**Data**.

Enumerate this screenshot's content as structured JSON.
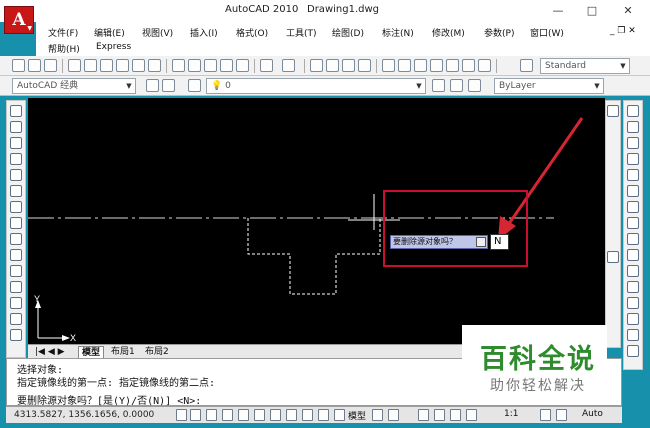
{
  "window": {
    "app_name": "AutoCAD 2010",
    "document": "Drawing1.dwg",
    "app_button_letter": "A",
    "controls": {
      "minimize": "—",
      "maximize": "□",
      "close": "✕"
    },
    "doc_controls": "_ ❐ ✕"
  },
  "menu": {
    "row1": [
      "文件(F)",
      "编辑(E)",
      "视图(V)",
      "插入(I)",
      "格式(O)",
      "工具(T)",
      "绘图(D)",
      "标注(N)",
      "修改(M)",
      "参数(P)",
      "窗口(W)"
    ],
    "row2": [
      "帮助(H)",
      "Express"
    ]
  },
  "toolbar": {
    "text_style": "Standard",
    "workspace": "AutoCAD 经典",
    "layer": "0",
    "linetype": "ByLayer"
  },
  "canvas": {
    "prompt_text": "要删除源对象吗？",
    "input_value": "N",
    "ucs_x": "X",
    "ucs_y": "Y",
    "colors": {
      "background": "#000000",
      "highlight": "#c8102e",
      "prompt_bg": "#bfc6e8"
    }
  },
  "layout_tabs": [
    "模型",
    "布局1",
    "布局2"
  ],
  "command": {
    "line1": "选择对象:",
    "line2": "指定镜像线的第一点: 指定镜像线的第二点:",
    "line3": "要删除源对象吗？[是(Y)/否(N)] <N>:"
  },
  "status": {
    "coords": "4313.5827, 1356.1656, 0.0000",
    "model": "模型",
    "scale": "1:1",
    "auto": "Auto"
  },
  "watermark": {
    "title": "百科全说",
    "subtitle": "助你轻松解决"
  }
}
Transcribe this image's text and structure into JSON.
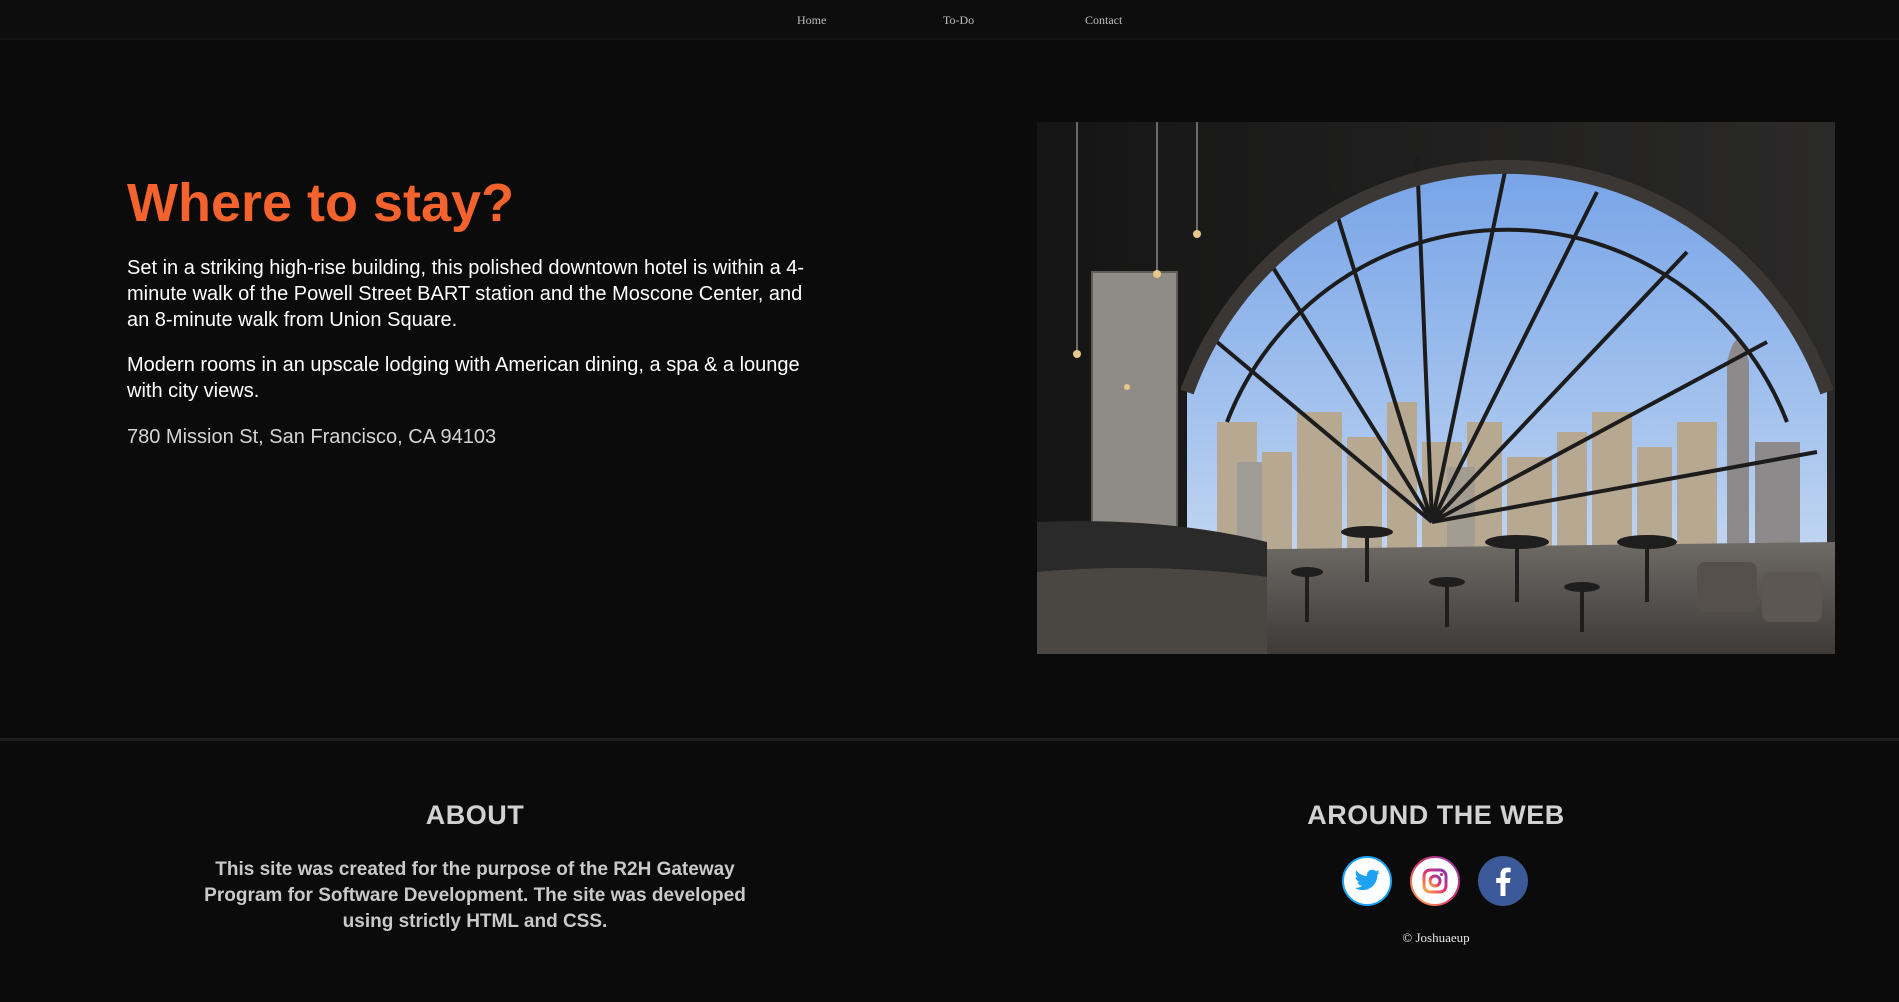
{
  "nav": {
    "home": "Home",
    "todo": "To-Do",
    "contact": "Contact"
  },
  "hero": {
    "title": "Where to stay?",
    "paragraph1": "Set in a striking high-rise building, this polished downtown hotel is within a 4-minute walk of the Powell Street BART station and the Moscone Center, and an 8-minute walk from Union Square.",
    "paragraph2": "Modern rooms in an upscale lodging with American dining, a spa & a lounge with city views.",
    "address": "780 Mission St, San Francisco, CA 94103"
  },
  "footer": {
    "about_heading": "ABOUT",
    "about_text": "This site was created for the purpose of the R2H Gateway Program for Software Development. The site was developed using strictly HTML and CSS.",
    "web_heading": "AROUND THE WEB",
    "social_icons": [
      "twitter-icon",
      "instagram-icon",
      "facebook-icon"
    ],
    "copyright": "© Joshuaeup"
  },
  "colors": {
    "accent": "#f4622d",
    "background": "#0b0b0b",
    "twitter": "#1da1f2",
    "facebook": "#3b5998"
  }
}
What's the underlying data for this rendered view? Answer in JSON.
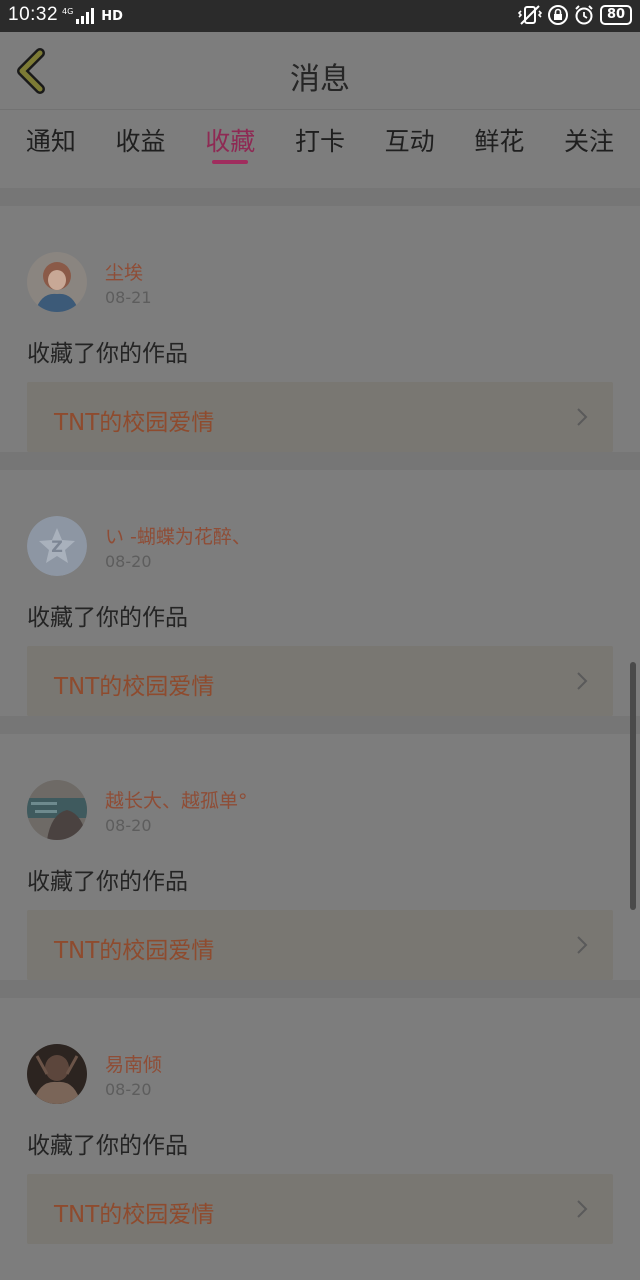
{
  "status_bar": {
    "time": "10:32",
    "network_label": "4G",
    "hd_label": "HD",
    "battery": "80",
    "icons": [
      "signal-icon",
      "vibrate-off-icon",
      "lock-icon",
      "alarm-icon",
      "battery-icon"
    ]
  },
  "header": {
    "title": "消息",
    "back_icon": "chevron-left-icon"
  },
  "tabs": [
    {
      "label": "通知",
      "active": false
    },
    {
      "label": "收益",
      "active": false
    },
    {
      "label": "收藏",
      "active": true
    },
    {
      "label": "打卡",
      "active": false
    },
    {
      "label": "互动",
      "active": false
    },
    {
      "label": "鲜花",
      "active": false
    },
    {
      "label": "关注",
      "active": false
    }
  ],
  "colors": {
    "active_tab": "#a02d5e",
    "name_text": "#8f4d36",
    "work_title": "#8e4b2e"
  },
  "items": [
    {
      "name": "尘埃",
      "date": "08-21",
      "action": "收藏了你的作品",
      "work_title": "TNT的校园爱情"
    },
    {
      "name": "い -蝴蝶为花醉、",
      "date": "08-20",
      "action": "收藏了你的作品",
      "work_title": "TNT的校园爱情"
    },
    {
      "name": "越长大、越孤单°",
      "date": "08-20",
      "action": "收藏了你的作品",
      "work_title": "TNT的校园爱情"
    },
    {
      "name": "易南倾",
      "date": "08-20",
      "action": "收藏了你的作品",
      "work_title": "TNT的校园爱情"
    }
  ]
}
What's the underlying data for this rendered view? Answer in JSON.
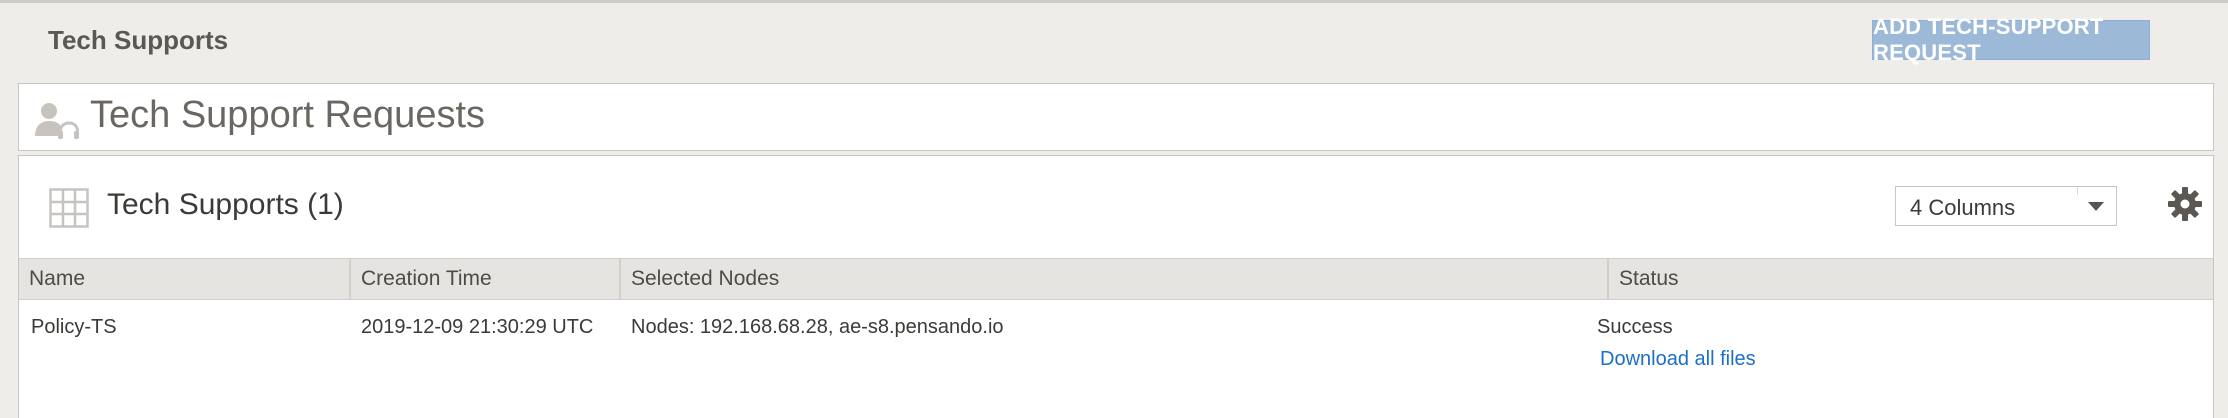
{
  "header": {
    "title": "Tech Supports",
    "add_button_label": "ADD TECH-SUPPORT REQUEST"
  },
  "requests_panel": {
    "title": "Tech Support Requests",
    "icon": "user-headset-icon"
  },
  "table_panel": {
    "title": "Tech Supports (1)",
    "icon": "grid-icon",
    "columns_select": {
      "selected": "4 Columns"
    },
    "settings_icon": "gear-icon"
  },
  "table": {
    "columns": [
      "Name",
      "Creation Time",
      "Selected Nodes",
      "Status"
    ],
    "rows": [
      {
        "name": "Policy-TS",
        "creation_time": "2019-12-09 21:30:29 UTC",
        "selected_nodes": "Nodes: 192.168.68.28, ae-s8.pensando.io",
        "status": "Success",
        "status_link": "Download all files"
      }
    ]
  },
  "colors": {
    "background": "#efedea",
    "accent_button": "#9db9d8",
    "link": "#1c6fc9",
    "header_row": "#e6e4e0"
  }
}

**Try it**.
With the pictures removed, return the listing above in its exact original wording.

**Task response**.
Enumerate this screenshot's content as structured JSON.
{
  "window": {
    "app_name": "AutoCAD 2010",
    "document": "Drawing1.dwg",
    "app_button_letter": "A",
    "controls": {
      "minimize": "—",
      "maximize": "□",
      "close": "✕"
    },
    "doc_controls": "_ ❐ ✕"
  },
  "menu": {
    "row1": [
      "文件(F)",
      "编辑(E)",
      "视图(V)",
      "插入(I)",
      "格式(O)",
      "工具(T)",
      "绘图(D)",
      "标注(N)",
      "修改(M)",
      "参数(P)",
      "窗口(W)"
    ],
    "row2": [
      "帮助(H)",
      "Express"
    ]
  },
  "toolbar": {
    "text_style": "Standard",
    "workspace": "AutoCAD 经典",
    "layer": "0",
    "linetype": "ByLayer"
  },
  "canvas": {
    "prompt_text": "要删除源对象吗？",
    "input_value": "N",
    "ucs_x": "X",
    "ucs_y": "Y",
    "colors": {
      "background": "#000000",
      "highlight": "#c8102e",
      "prompt_bg": "#bfc6e8"
    }
  },
  "layout_tabs": [
    "模型",
    "布局1",
    "布局2"
  ],
  "command": {
    "line1": "选择对象:",
    "line2": "指定镜像线的第一点: 指定镜像线的第二点:",
    "line3": "要删除源对象吗？[是(Y)/否(N)] <N>:"
  },
  "status": {
    "coords": "4313.5827, 1356.1656, 0.0000",
    "model": "模型",
    "scale": "1:1",
    "auto": "Auto"
  },
  "watermark": {
    "title": "百科全说",
    "subtitle": "助你轻松解决"
  }
}
Transcribe this image's text and structure into JSON.
{
  "nav": {
    "home": "Home",
    "todo": "To-Do",
    "contact": "Contact"
  },
  "hero": {
    "title": "Where to stay?",
    "paragraph1": "Set in a striking high-rise building, this polished downtown hotel is within a 4-minute walk of the Powell Street BART station and the Moscone Center, and an 8-minute walk from Union Square.",
    "paragraph2": "Modern rooms in an upscale lodging with American dining, a spa & a lounge with city views.",
    "address": "780 Mission St, San Francisco, CA 94103"
  },
  "footer": {
    "about_heading": "ABOUT",
    "about_text": "This site was created for the purpose of the R2H Gateway Program for Software Development. The site was developed using strictly HTML and CSS.",
    "web_heading": "AROUND THE WEB",
    "social_icons": [
      "twitter-icon",
      "instagram-icon",
      "facebook-icon"
    ],
    "copyright": "© Joshuaeup"
  },
  "colors": {
    "accent": "#f4622d",
    "background": "#0b0b0b",
    "twitter": "#1da1f2",
    "facebook": "#3b5998"
  }
}
What's the underlying data for this rendered view? Answer in JSON.
{
  "status_bar": {
    "time": "10:32",
    "network_label": "4G",
    "hd_label": "HD",
    "battery": "80",
    "icons": [
      "signal-icon",
      "vibrate-off-icon",
      "lock-icon",
      "alarm-icon",
      "battery-icon"
    ]
  },
  "header": {
    "title": "消息",
    "back_icon": "chevron-left-icon"
  },
  "tabs": [
    {
      "label": "通知",
      "active": false
    },
    {
      "label": "收益",
      "active": false
    },
    {
      "label": "收藏",
      "active": true
    },
    {
      "label": "打卡",
      "active": false
    },
    {
      "label": "互动",
      "active": false
    },
    {
      "label": "鲜花",
      "active": false
    },
    {
      "label": "关注",
      "active": false
    }
  ],
  "colors": {
    "active_tab": "#a02d5e",
    "name_text": "#8f4d36",
    "work_title": "#8e4b2e"
  },
  "items": [
    {
      "name": "尘埃",
      "date": "08-21",
      "action": "收藏了你的作品",
      "work_title": "TNT的校园爱情"
    },
    {
      "name": "い -蝴蝶为花醉、",
      "date": "08-20",
      "action": "收藏了你的作品",
      "work_title": "TNT的校园爱情"
    },
    {
      "name": "越长大、越孤单°",
      "date": "08-20",
      "action": "收藏了你的作品",
      "work_title": "TNT的校园爱情"
    },
    {
      "name": "易南倾",
      "date": "08-20",
      "action": "收藏了你的作品",
      "work_title": "TNT的校园爱情"
    }
  ]
}
What's the underlying data for this rendered view? Answer in JSON.
{
  "header": {
    "title": "Tech Supports",
    "add_button_label": "ADD TECH-SUPPORT REQUEST"
  },
  "requests_panel": {
    "title": "Tech Support Requests",
    "icon": "user-headset-icon"
  },
  "table_panel": {
    "title": "Tech Supports (1)",
    "icon": "grid-icon",
    "columns_select": {
      "selected": "4 Columns"
    },
    "settings_icon": "gear-icon"
  },
  "table": {
    "columns": [
      "Name",
      "Creation Time",
      "Selected Nodes",
      "Status"
    ],
    "rows": [
      {
        "name": "Policy-TS",
        "creation_time": "2019-12-09 21:30:29 UTC",
        "selected_nodes": "Nodes: 192.168.68.28, ae-s8.pensando.io",
        "status": "Success",
        "status_link": "Download all files"
      }
    ]
  },
  "colors": {
    "background": "#efedea",
    "accent_button": "#9db9d8",
    "link": "#1c6fc9",
    "header_row": "#e6e4e0"
  }
}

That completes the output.